— Element data from apps and pages —

○ ○ ○ ○ ○

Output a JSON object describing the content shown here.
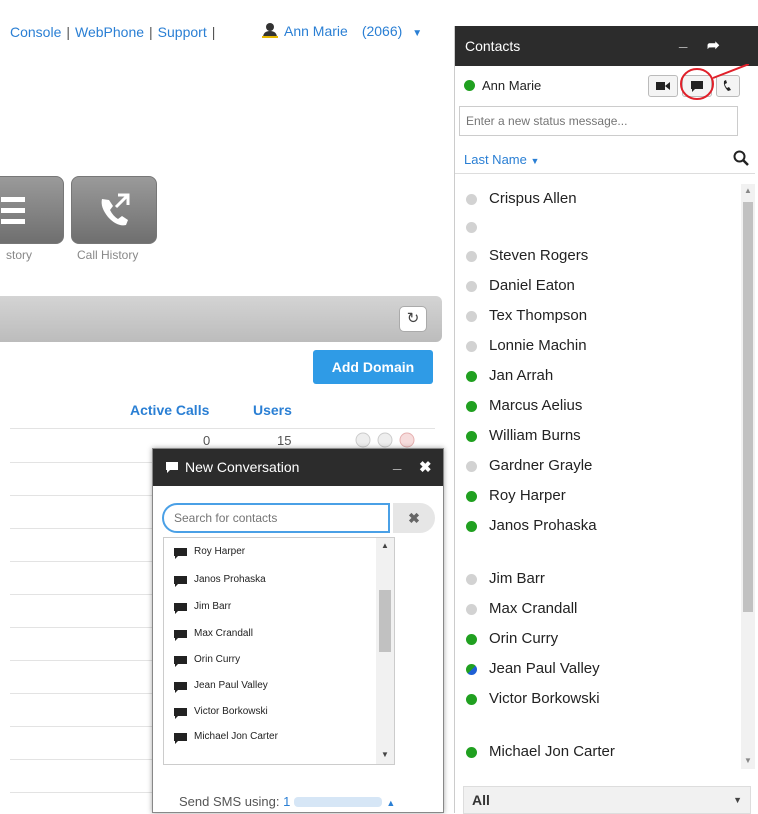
{
  "topnav": {
    "links": [
      "Console",
      "WebPhone",
      "Support"
    ],
    "user_name": "Ann Marie",
    "user_ext": "(2066)"
  },
  "apps": {
    "history_label": "story",
    "call_history_label": "Call History"
  },
  "main": {
    "add_domain_label": "Add Domain",
    "columns": {
      "active_calls": "Active Calls",
      "users": "Users"
    },
    "first_row": {
      "active_calls": "0",
      "users": "15"
    }
  },
  "contacts_panel": {
    "title": "Contacts",
    "me": {
      "name": "Ann Marie"
    },
    "status_placeholder": "Enter a new status message...",
    "sort_label": "Last Name",
    "filter_label": "All",
    "items": [
      {
        "name": "Crispus Allen",
        "status": "gray"
      },
      {
        "name": "",
        "status": "gray"
      },
      {
        "name": "Steven Rogers",
        "status": "gray"
      },
      {
        "name": "Daniel Eaton",
        "status": "gray"
      },
      {
        "name": "Tex Thompson",
        "status": "gray"
      },
      {
        "name": "Lonnie Machin",
        "status": "gray"
      },
      {
        "name": "Jan Arrah",
        "status": "green"
      },
      {
        "name": "Marcus Aelius",
        "status": "green"
      },
      {
        "name": "William Burns",
        "status": "green"
      },
      {
        "name": "Gardner Grayle",
        "status": "gray"
      },
      {
        "name": "Roy Harper",
        "status": "green"
      },
      {
        "name": "Janos Prohaska",
        "status": "green"
      },
      {
        "name": "Jim Barr",
        "status": "gray"
      },
      {
        "name": "Max Crandall",
        "status": "gray"
      },
      {
        "name": "Orin Curry",
        "status": "green"
      },
      {
        "name": "Jean Paul Valley",
        "status": "mixed"
      },
      {
        "name": "Victor Borkowski",
        "status": "green"
      },
      {
        "name": "Michael Jon Carter",
        "status": "green"
      }
    ]
  },
  "new_conversation": {
    "title": "New Conversation",
    "search_placeholder": "Search for contacts",
    "list": [
      "Roy Harper",
      "Janos Prohaska",
      "Jim Barr",
      "Max Crandall",
      "Orin Curry",
      "Jean Paul Valley",
      "Victor Borkowski",
      "Michael Jon Carter"
    ],
    "sms_label": "Send SMS using:",
    "sms_prefix": "1"
  },
  "colors": {
    "accent": "#2a7fd4",
    "button": "#2f9be6",
    "header_dark": "#2c2c2c",
    "online": "#20a020",
    "offline": "#d2d2d2",
    "annotation": "#e0202a"
  }
}
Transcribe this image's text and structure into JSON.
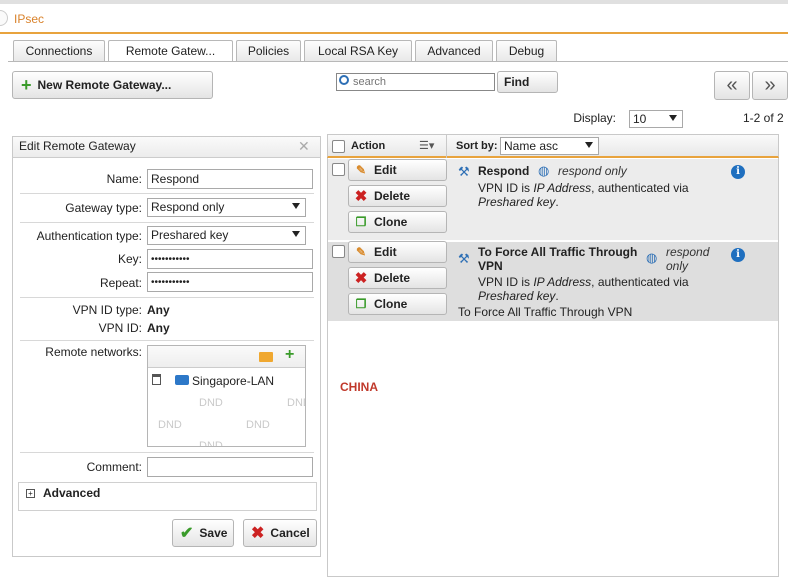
{
  "app": {
    "title": "IPsec"
  },
  "tabs": [
    {
      "label": "Connections"
    },
    {
      "label": "Remote Gatew..."
    },
    {
      "label": "Policies"
    },
    {
      "label": "Local RSA Key"
    },
    {
      "label": "Advanced"
    },
    {
      "label": "Debug"
    }
  ],
  "toolbar": {
    "new_button": "New Remote Gateway...",
    "search_placeholder": "search",
    "find_button": "Find",
    "prev_icon": "«",
    "next_icon": "»",
    "display_label": "Display:",
    "display_value": "10",
    "range": "1-2 of 2"
  },
  "edit_panel": {
    "title": "Edit Remote Gateway",
    "close_icon": "✕",
    "name_label": "Name:",
    "name_value": "Respond",
    "gateway_type_label": "Gateway type:",
    "gateway_type_value": "Respond only",
    "auth_type_label": "Authentication type:",
    "auth_type_value": "Preshared key",
    "key_label": "Key:",
    "key_value": "•••••••••••",
    "repeat_label": "Repeat:",
    "repeat_value": "•••••••••••",
    "vpn_id_type_label": "VPN ID type:",
    "vpn_id_type_value": "Any",
    "vpn_id_label": "VPN ID:",
    "vpn_id_value": "Any",
    "remote_networks_label": "Remote networks:",
    "network_item": "Singapore-LAN",
    "dnd_text": "DND",
    "comment_label": "Comment:",
    "comment_value": "",
    "advanced_label": "Advanced",
    "save_button": "Save",
    "cancel_button": "Cancel"
  },
  "list": {
    "action_header": "Action",
    "sort_label": "Sort by:",
    "sort_value": "Name asc",
    "edit_label": "Edit",
    "delete_label": "Delete",
    "clone_label": "Clone",
    "rows": [
      {
        "name": "Respond",
        "type": "respond only",
        "desc_prefix": "VPN ID is ",
        "desc_italic": "IP Address",
        "desc_mid": ", authenticated via",
        "desc_italic2": "Preshared key",
        "desc_end": ".",
        "comment": ""
      },
      {
        "name": "To Force All Traffic Through VPN",
        "type": "respond only",
        "desc_prefix": "VPN ID is ",
        "desc_italic": "IP Address",
        "desc_mid": ", authenticated via",
        "desc_italic2": "Preshared key",
        "desc_end": ".",
        "comment": "To Force All Traffic Through VPN"
      }
    ]
  },
  "annotation": {
    "text": "CHINA",
    "color": "#c0392b"
  },
  "colors": {
    "accent": "#e8a33d",
    "title": "#d9822b",
    "info": "#1f6fbf",
    "add": "#3a9b2a",
    "delete": "#cc2222"
  }
}
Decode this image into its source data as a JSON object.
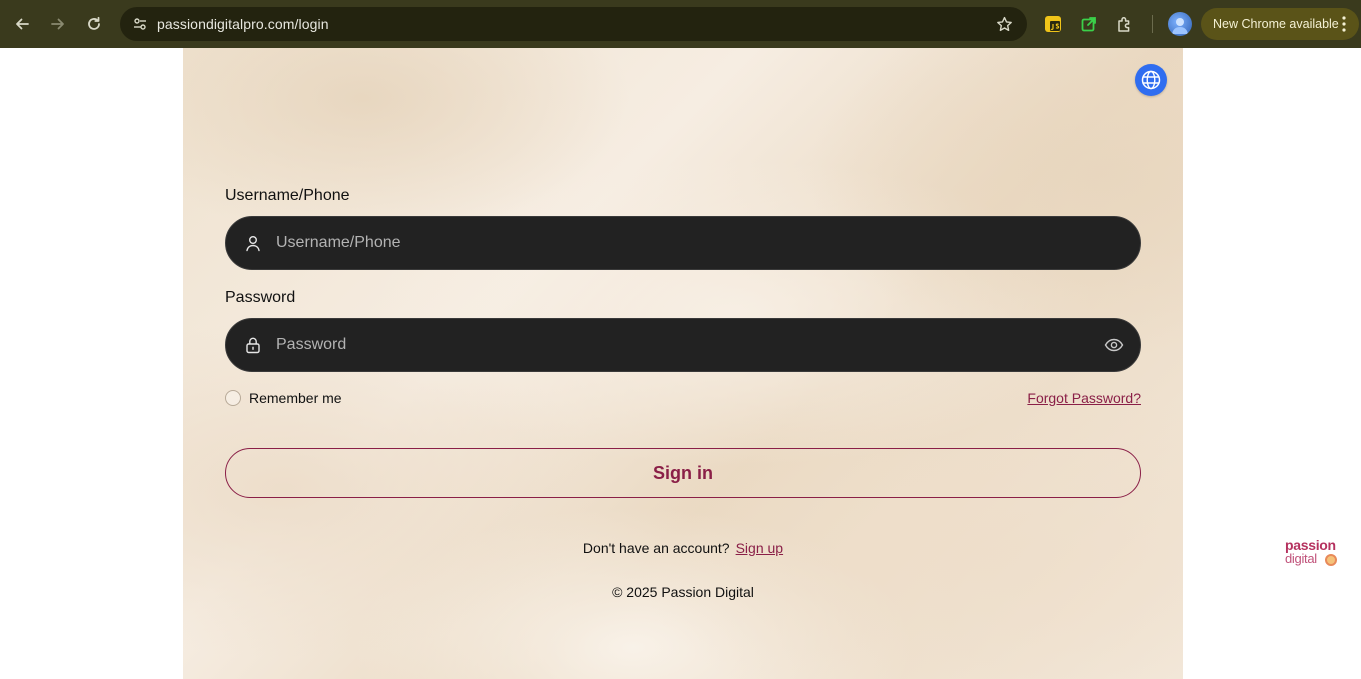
{
  "browser": {
    "url": "passiondigitalpro.com/login",
    "update_label": "New Chrome available"
  },
  "form": {
    "username_label": "Username/Phone",
    "username_placeholder": "Username/Phone",
    "password_label": "Password",
    "password_placeholder": "Password",
    "remember_label": "Remember me",
    "forgot_label": "Forgot Password?",
    "signin_label": "Sign in",
    "no_account_text": "Don't have an account?",
    "signup_label": "Sign up",
    "copyright": "© 2025 Passion Digital"
  },
  "brand": {
    "line1": "passion",
    "line2": "digital"
  },
  "colors": {
    "accent": "#8a1f47",
    "input_bg": "#222222",
    "language_button": "#2f6df0"
  }
}
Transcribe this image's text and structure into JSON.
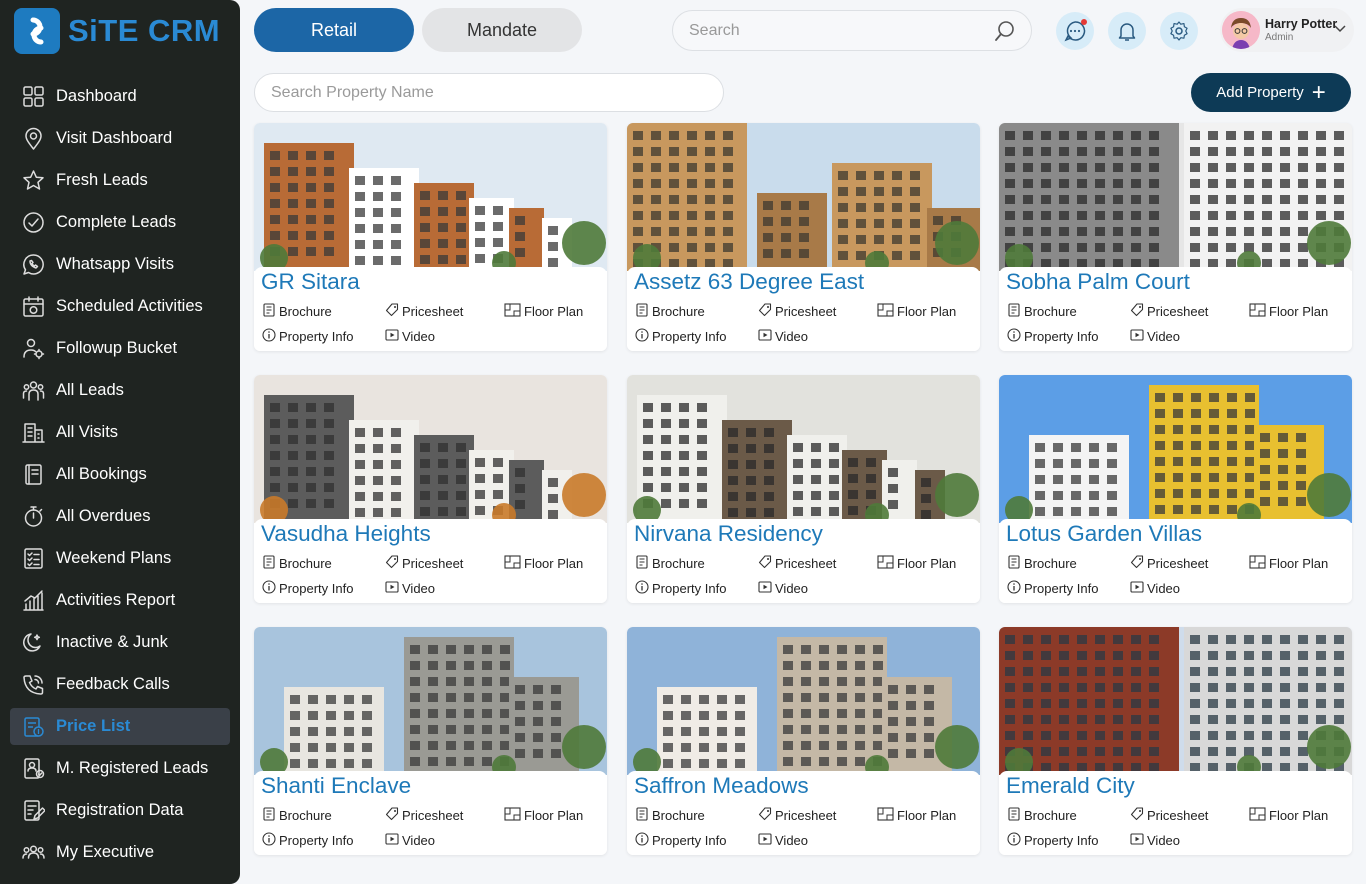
{
  "app": {
    "name": "SiTE CRM",
    "accent": "#1e7bc0",
    "sidebar_bg": "#1f2421"
  },
  "sidebar": {
    "items": [
      {
        "label": "Dashboard",
        "icon": "grid-icon"
      },
      {
        "label": "Visit Dashboard",
        "icon": "location-icon"
      },
      {
        "label": "Fresh Leads",
        "icon": "star-icon"
      },
      {
        "label": "Complete Leads",
        "icon": "check-circle-icon"
      },
      {
        "label": "Whatsapp Visits",
        "icon": "whatsapp-icon"
      },
      {
        "label": "Scheduled Activities",
        "icon": "calendar-icon"
      },
      {
        "label": "Followup Bucket",
        "icon": "person-settings-icon"
      },
      {
        "label": "All Leads",
        "icon": "group-icon"
      },
      {
        "label": "All Visits",
        "icon": "building-icon"
      },
      {
        "label": "All Bookings",
        "icon": "book-icon"
      },
      {
        "label": "All Overdues",
        "icon": "timer-icon"
      },
      {
        "label": "Weekend Plans",
        "icon": "checklist-icon"
      },
      {
        "label": "Activities Report",
        "icon": "bar-chart-icon"
      },
      {
        "label": "Inactive & Junk",
        "icon": "moon-icon"
      },
      {
        "label": "Feedback Calls",
        "icon": "phone-icon"
      },
      {
        "label": "Price List",
        "icon": "price-list-icon",
        "active": true
      },
      {
        "label": "M. Registered Leads",
        "icon": "register-icon"
      },
      {
        "label": "Registration Data",
        "icon": "edit-doc-icon"
      },
      {
        "label": "My Executive",
        "icon": "team-icon"
      }
    ]
  },
  "header": {
    "tabs": [
      {
        "label": "Retail",
        "active": true
      },
      {
        "label": "Mandate",
        "active": false
      }
    ],
    "search_placeholder": "Search",
    "user": {
      "name": "Harry Potter",
      "role": "Admin"
    }
  },
  "toolbar": {
    "property_search_placeholder": "Search Property Name",
    "add_property_label": "Add Property"
  },
  "card_actions": {
    "brochure": "Brochure",
    "pricesheet": "Pricesheet",
    "floor_plan": "Floor Plan",
    "property_info": "Property Info",
    "video": "Video"
  },
  "properties": [
    {
      "name": "GR Sitara",
      "sky": "#dfe9f2"
    },
    {
      "name": "Assetz 63 Degree East",
      "sky": "#c9dcec"
    },
    {
      "name": "Sobha Palm Court",
      "sky": "#e6e6e6"
    },
    {
      "name": "Vasudha Heights",
      "sky": "#e9e4df"
    },
    {
      "name": "Nirvana Residency",
      "sky": "#e2e2dd"
    },
    {
      "name": "Lotus Garden Villas",
      "sky": "#5c9ee6"
    },
    {
      "name": "Shanti Enclave",
      "sky": "#a8c4dd"
    },
    {
      "name": "Saffron Meadows",
      "sky": "#8fb3d9"
    },
    {
      "name": "Emerald City",
      "sky": "#cfdceb"
    }
  ]
}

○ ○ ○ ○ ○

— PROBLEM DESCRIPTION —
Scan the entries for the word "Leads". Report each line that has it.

— WRITTEN ANSWER —
        "label": "Fresh Leads",
        "label": "Complete Leads",
        "label": "All Leads",
        "label": "M. Registered Leads",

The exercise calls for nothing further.